This is what you need to know about parenting #5.
I have exactly three diapers to last until my Amazon delivery comes tomorrow. Three.
And I am totally taking that gamble. Because taking a one year old to the store to purchase more is the actual worst.
Just last week, I had a lapse in judgement…because my mom and I traveled to a city that has Costco. Because I love Costco more than I hate grocery shopping with a toddler, I decided it was worth the risk.
If nearly fourteen years of parenting has taught me anything, it’s that nothing with a toddler is worth the risk.
Not only did I walk out of Costco with about $500 worth of stuff I didn’t even know I needed, I also walked out with a screaming toddler and a diaper full of poop.
Apparently after fourteen years of parenting, I still severely underestimate the amount of diapers necessary in a given situation. It’s my spiritual gift if you can’t tell.
As I did the long walk of shame out of what I think is the largest store in the universe, I realized how much I’ve changed in those years.
The first time I left a store with a screaming toddler, I cried the whole way out, hugged a stranger who followed me to make sure I was okay (I wasn’t), and spent the rest of the day (maybe the month?) lamenting over how unqualified I was to raise children.
This time, I walked out without caring much what anyone thought…occasionally making eye contact with a sympathetic mom who was probably relieved it wasn’t her child and thinking out loud, “Toddlers, am I right?” I changed her diaper, strapped her into her car seat, and didn’t give it a second thought.
It turns out that my child’s behavior doesn’t get to disqualify me as a good mom.
That is true of toddlers. That is true of teens. And every age in between and beyond.
Let me say it again for the cheap seats: Your worth as a mom is not determined by your kids’ behavior.
Because I gotta tell you…my kids can be realllllly awesome. And they can be reallllly terrible.
However they decide to act in that particular moment is not necessarily a reflection of you. Sometimes it is, of course. I think it goes without saying how important it is to model strong faith, good character, contributing well to society…and all of the positive attributes of being a decent human.
But when babies act like babies and toddlers act like toddlers and teens act like toddlers, their brains are still developing and working out their big feelings in a big (and often embarrassing) way. They’re pushing the limits and pushing your buttons to figure out how to survive in this huge, scary world.
But it’s not personal. Not even 1%.
You are their softest place to land. And humans inexplicably act the worst around the people they love the most.
Following that logic, a tantrum should actually be a huge compliment.
I mean, how awesome would it be if our brains computed behaviors in that way?
My preteen is yelling that I am the worst person on the planet?? “Why thank you for communicating you are loved enough to express that!”
My child irrationally explodes when I tell him to put his plate in the sink? “Wow, you must trust me with those feelings you’ve bottled up all day at school.”
My kids fight and fight and fight and fight. “Isn’t it crazy how conflict serves to strengthen relationships? I bet they’ll be good friends one day.”
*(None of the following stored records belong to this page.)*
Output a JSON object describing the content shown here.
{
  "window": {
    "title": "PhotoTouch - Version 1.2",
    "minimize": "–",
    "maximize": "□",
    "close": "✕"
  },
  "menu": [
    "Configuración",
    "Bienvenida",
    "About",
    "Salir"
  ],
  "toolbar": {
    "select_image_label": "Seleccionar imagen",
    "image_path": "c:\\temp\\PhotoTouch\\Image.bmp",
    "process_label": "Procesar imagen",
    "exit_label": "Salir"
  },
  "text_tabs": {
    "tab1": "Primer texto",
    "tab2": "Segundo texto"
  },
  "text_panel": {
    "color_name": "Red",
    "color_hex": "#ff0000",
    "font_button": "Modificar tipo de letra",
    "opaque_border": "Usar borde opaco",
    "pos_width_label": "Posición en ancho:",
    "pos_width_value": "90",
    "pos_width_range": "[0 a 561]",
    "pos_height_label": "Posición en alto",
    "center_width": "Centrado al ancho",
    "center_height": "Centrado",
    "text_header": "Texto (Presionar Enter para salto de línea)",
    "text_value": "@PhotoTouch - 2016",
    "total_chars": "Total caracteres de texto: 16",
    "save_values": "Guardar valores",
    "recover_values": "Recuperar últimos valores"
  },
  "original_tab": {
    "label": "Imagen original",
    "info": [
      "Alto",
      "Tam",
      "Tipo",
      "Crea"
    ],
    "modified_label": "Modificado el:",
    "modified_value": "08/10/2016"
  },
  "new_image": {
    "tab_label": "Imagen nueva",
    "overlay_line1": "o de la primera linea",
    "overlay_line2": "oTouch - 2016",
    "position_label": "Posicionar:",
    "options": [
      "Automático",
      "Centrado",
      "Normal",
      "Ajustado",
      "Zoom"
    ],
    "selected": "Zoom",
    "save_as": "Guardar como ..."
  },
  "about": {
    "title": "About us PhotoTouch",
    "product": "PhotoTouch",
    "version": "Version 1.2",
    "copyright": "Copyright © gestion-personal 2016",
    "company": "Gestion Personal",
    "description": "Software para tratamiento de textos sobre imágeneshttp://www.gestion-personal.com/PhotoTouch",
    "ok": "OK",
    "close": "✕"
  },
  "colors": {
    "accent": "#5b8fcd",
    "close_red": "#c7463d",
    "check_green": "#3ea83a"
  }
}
Unfortunately, my brain is the meanest member of my family…and rather than computing the truth, it spits out the narrative that my kids’ behavior is somehow a reflection of what a terrible parent I am.
Is the same true for you??
Well, I am here to tell you. You’re a good mom. You’re a really, really good mom.
You show up everyday. You love well. You mess up but you fix it. You do the absolute best you can do. And give all you can to your family. Times infinity.
You’re a good mom.
And that doesn’t change just because the tiny people are acting like the imperfect humans that they are.
This isn’t the first time I’ve written about this. And it probably won’t be the last.
Because in a time when moms are working extra hard to give their children their very best but somehow end up feeling completely inadequate most of the time…I will never quit beating the drum that YOU ARE ENOUGH JUST AS YOU ARE. You are a good mom because you are a good mom.
And maybe you’ve had a day where you just need to hear that one more time.
I certainly know I do. Because as of the completion of this writing, we are down to two diapers. And tomorrow when I have to create a makeshift diaper using a t-shirt and a maxi pad (this isn’t my first rodeo), I will need to hear it again.
Because what kind of mom forgets to buy diapers for her precious babe??
Oh yeah, a totally good one. Who happens to have such a full plate that things just fall off sometimes. Thank you, brain, for computing that accurately for once.